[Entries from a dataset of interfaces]
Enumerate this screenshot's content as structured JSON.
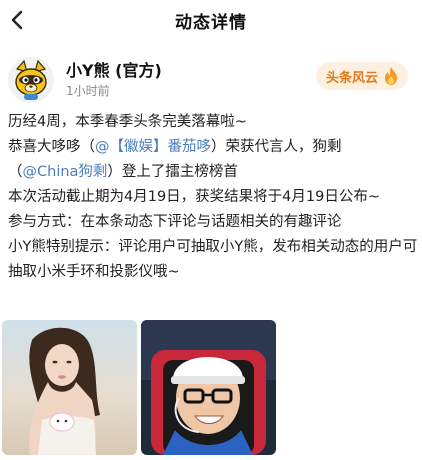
{
  "header": {
    "title": "动态详情"
  },
  "author": {
    "name": "小Y熊 (官方)",
    "time": "1小时前",
    "badge": "头条风云"
  },
  "post": {
    "line1": "历经4周，本季春季头条完美落幕啦~",
    "line2_prefix": "恭喜大哆哆（",
    "mention1": "@【徽娱】番茄哆",
    "line2_suffix": "）荣获代言人，狗剩",
    "line3_prefix": "（",
    "mention2": "@China狗剩",
    "line3_suffix": "）登上了擂主榜榜首",
    "line4": "本次活动截止期为4月19日，获奖结果将于4月19日公布~",
    "line5": "参与方式：在本条动态下评论与话题相关的有趣评论",
    "line6": "小Y熊特别提示：评论用户可抽取小Y熊，发布相关动态的用户可抽取小米手环和投影仪哦~"
  },
  "colors": {
    "link": "#4a7ebd",
    "badge_text": "#e07a1c",
    "badge_bg": "#fdf0e1"
  },
  "icons": [
    "back-arrow-icon",
    "flame-icon"
  ]
}
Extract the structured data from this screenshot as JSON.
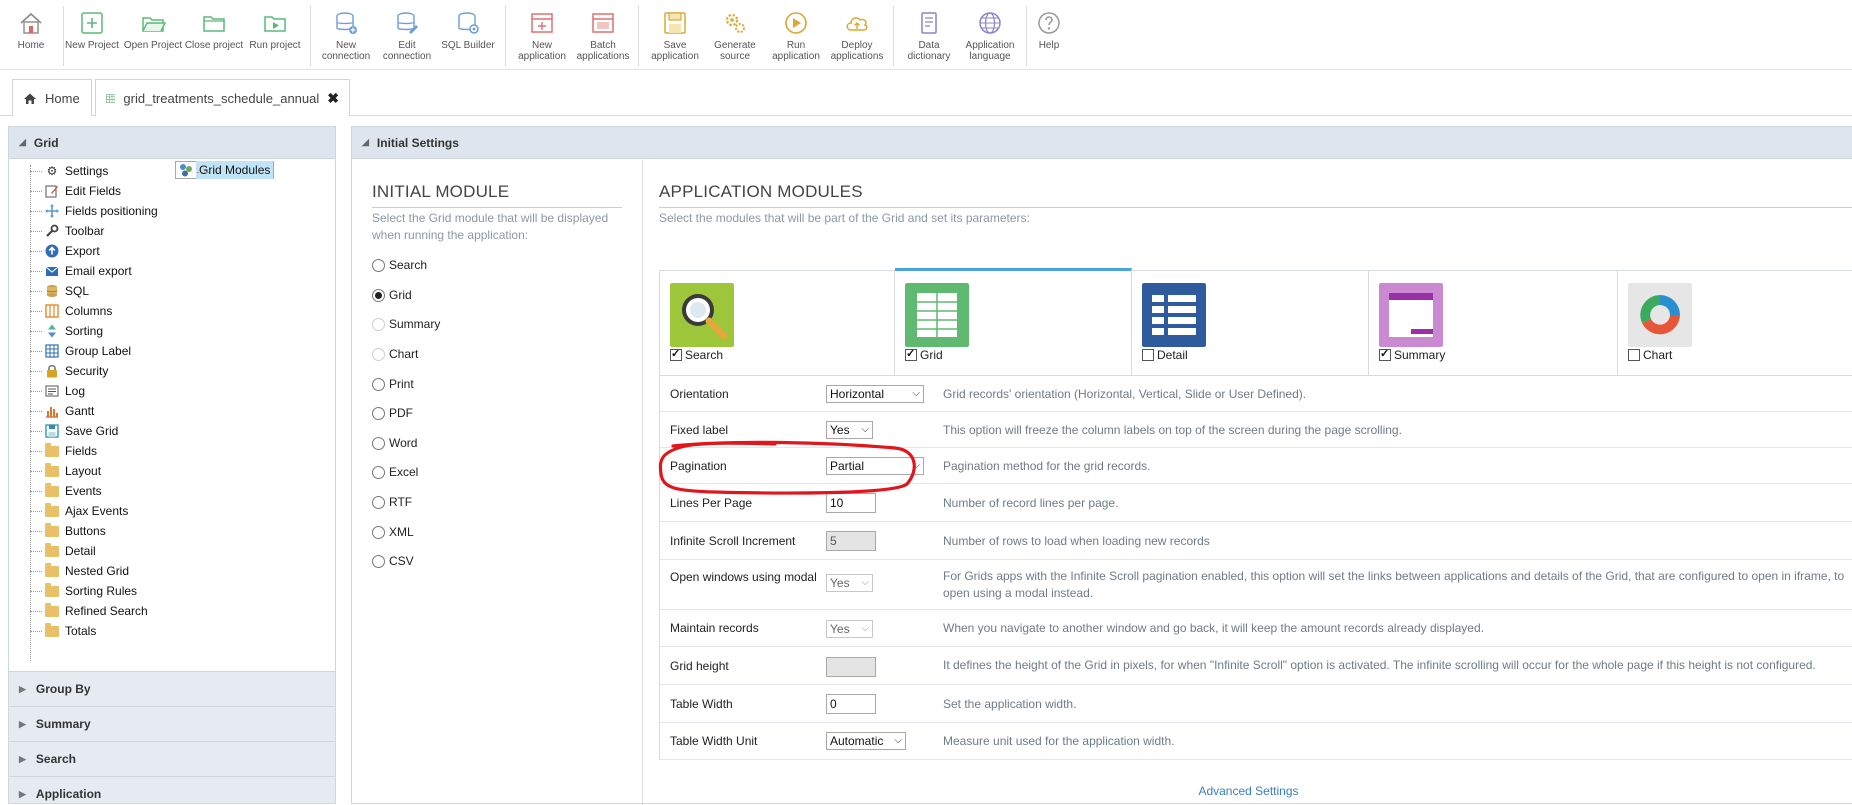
{
  "toolbar": {
    "buttons": [
      {
        "label": "Home",
        "icon": "home-icon"
      },
      {
        "label": "New Project",
        "icon": "new-project-icon"
      },
      {
        "label": "Open Project",
        "icon": "open-project-icon"
      },
      {
        "label": "Close project",
        "icon": "close-project-icon"
      },
      {
        "label": "Run project",
        "icon": "run-project-icon"
      },
      {
        "label": "New connection",
        "icon": "new-connection-icon"
      },
      {
        "label": "Edit connection",
        "icon": "edit-connection-icon"
      },
      {
        "label": "SQL Builder",
        "icon": "sql-builder-icon"
      },
      {
        "label": "New application",
        "icon": "new-application-icon"
      },
      {
        "label": "Batch applications",
        "icon": "batch-applications-icon"
      },
      {
        "label": "Save application",
        "icon": "save-application-icon"
      },
      {
        "label": "Generate source",
        "icon": "generate-source-icon"
      },
      {
        "label": "Run application",
        "icon": "run-application-icon"
      },
      {
        "label": "Deploy applications",
        "icon": "deploy-applications-icon"
      },
      {
        "label": "Data dictionary",
        "icon": "data-dictionary-icon"
      },
      {
        "label": "Application language",
        "icon": "application-language-icon"
      },
      {
        "label": "Help",
        "icon": "help-icon"
      }
    ]
  },
  "tabs": [
    {
      "label": "Home",
      "icon": "home-icon"
    },
    {
      "label": "grid_treatments_schedule_annual",
      "icon": "grid-icon",
      "close": "✖"
    }
  ],
  "sidebar": {
    "title": "Grid",
    "items": [
      {
        "label": "Grid Modules",
        "icon": "grid-modules-icon"
      },
      {
        "label": "Settings",
        "icon": "gear-icon"
      },
      {
        "label": "Edit Fields",
        "icon": "edit-fields-icon"
      },
      {
        "label": "Fields positioning",
        "icon": "move-icon"
      },
      {
        "label": "Toolbar",
        "icon": "wrench-icon"
      },
      {
        "label": "Export",
        "icon": "export-icon"
      },
      {
        "label": "Email export",
        "icon": "email-icon"
      },
      {
        "label": "SQL",
        "icon": "database-icon"
      },
      {
        "label": "Columns",
        "icon": "columns-icon"
      },
      {
        "label": "Sorting",
        "icon": "sorting-icon"
      },
      {
        "label": "Group Label",
        "icon": "table-icon"
      },
      {
        "label": "Security",
        "icon": "lock-icon"
      },
      {
        "label": "Log",
        "icon": "log-icon"
      },
      {
        "label": "Gantt",
        "icon": "gantt-icon"
      },
      {
        "label": "Save Grid",
        "icon": "save-icon"
      },
      {
        "label": "Fields",
        "icon": "folder-icon"
      },
      {
        "label": "Layout",
        "icon": "folder-icon"
      },
      {
        "label": "Events",
        "icon": "folder-icon"
      },
      {
        "label": "Ajax Events",
        "icon": "folder-icon"
      },
      {
        "label": "Buttons",
        "icon": "folder-icon"
      },
      {
        "label": "Detail",
        "icon": "folder-icon"
      },
      {
        "label": "Nested Grid",
        "icon": "folder-icon"
      },
      {
        "label": "Sorting Rules",
        "icon": "folder-icon"
      },
      {
        "label": "Refined Search",
        "icon": "folder-icon"
      },
      {
        "label": "Totals",
        "icon": "folder-icon"
      }
    ],
    "groups": [
      "Group By",
      "Summary",
      "Search",
      "Application"
    ]
  },
  "main": {
    "header": "Initial Settings",
    "initial": {
      "title": "INITIAL MODULE",
      "description": "Select the Grid module that will be displayed when running the application:",
      "options": [
        {
          "label": "Search",
          "state": "off"
        },
        {
          "label": "Grid",
          "state": "on"
        },
        {
          "label": "Summary",
          "state": "disabled"
        },
        {
          "label": "Chart",
          "state": "disabled"
        },
        {
          "label": "Print",
          "state": "off"
        },
        {
          "label": "PDF",
          "state": "off"
        },
        {
          "label": "Word",
          "state": "off"
        },
        {
          "label": "Excel",
          "state": "off"
        },
        {
          "label": "RTF",
          "state": "off"
        },
        {
          "label": "XML",
          "state": "off"
        },
        {
          "label": "CSV",
          "state": "off"
        }
      ]
    },
    "modules": {
      "title": "APPLICATION MODULES",
      "description": "Select the modules that will be part of the Grid and set its parameters:",
      "tabs": [
        {
          "label": "Search",
          "checked": true,
          "icon": "search-module-icon"
        },
        {
          "label": "Grid",
          "checked": true,
          "icon": "grid-module-icon"
        },
        {
          "label": "Detail",
          "checked": false,
          "icon": "detail-module-icon"
        },
        {
          "label": "Summary",
          "checked": true,
          "icon": "summary-module-icon"
        },
        {
          "label": "Chart",
          "checked": false,
          "icon": "chart-module-icon"
        }
      ]
    },
    "properties": [
      {
        "label": "Orientation",
        "type": "select",
        "value": "Horizontal",
        "help": "Grid records' orientation (Horizontal, Vertical, Slide or User Defined)."
      },
      {
        "label": "Fixed label",
        "type": "select",
        "value": "Yes",
        "help": "This option will freeze the column labels on top of the screen during the page scrolling."
      },
      {
        "label": "Pagination",
        "type": "select",
        "value": "Partial",
        "help": "Pagination method for the grid records."
      },
      {
        "label": "Lines Per Page",
        "type": "text",
        "value": "10",
        "help": "Number of record lines per page."
      },
      {
        "label": "Infinite Scroll Increment",
        "type": "text-disabled",
        "value": "5",
        "help": "Number of rows to load when loading new records"
      },
      {
        "label": "Open windows using modal",
        "type": "select-disabled",
        "value": "Yes",
        "help": "For Grids apps with the Infinite Scroll pagination enabled, this option will set the links between applications and details of the Grid, that are configured to open in iframe, to open using a modal instead."
      },
      {
        "label": "Maintain records",
        "type": "select-disabled",
        "value": "Yes",
        "help": "When you navigate to another window and go back, it will keep the amount records already displayed."
      },
      {
        "label": "Grid height",
        "type": "text-disabled",
        "value": "",
        "help": "It defines the height of the Grid in pixels, for when \"Infinite Scroll\" option is activated. The infinite scrolling will occur for the whole page if this height is not configured."
      },
      {
        "label": "Table Width",
        "type": "text",
        "value": "0",
        "help": "Set the application width."
      },
      {
        "label": "Table Width Unit",
        "type": "select",
        "value": "Automatic",
        "help": "Measure unit used for the application width."
      }
    ],
    "advanced_link": "Advanced Settings"
  },
  "colors": {
    "highlight_annotation": "#e0161c",
    "active_tab_accent": "#4aa3df",
    "panel_header": "#dde6ee",
    "link": "#3a7fc1"
  }
}
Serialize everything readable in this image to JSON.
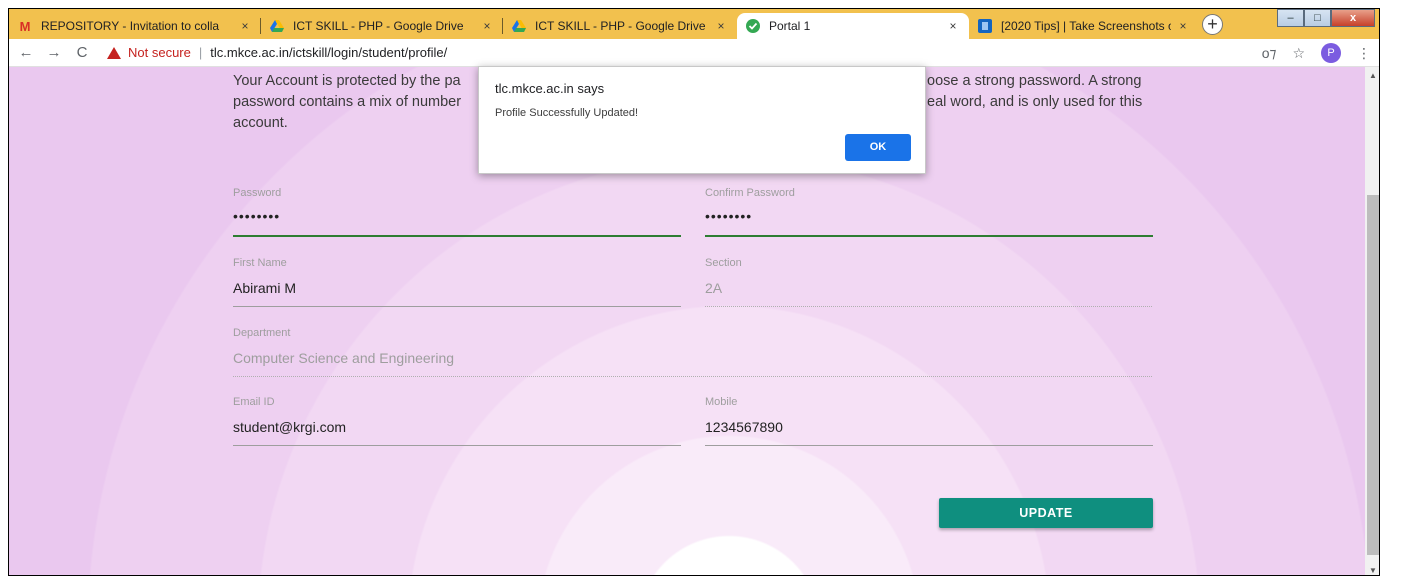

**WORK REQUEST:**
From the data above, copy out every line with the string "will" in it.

**RESULT OF THE TASK:**
      "description": "Select the Grid module that will be displayed when running the application:",
      "description": "Select the modules that will be part of the Grid and set its parameters:",
        "help": "This option will freeze the column labels on top of the screen during the page scrolling."
        "help": "For Grids apps with the Infinite Scroll pagination enabled, this option will set the links between applications and details of the Grid, that are configured to open in iframe, to open using a modal instead."
        "help": "When you navigate to another window and go back, it will keep the amount records already displayed."
        "help": "It defines the height of the Grid in pixels, for when \"Infinite Scroll\" option is activated. The infinite scrolling will occur for the whole page if this height is not configured."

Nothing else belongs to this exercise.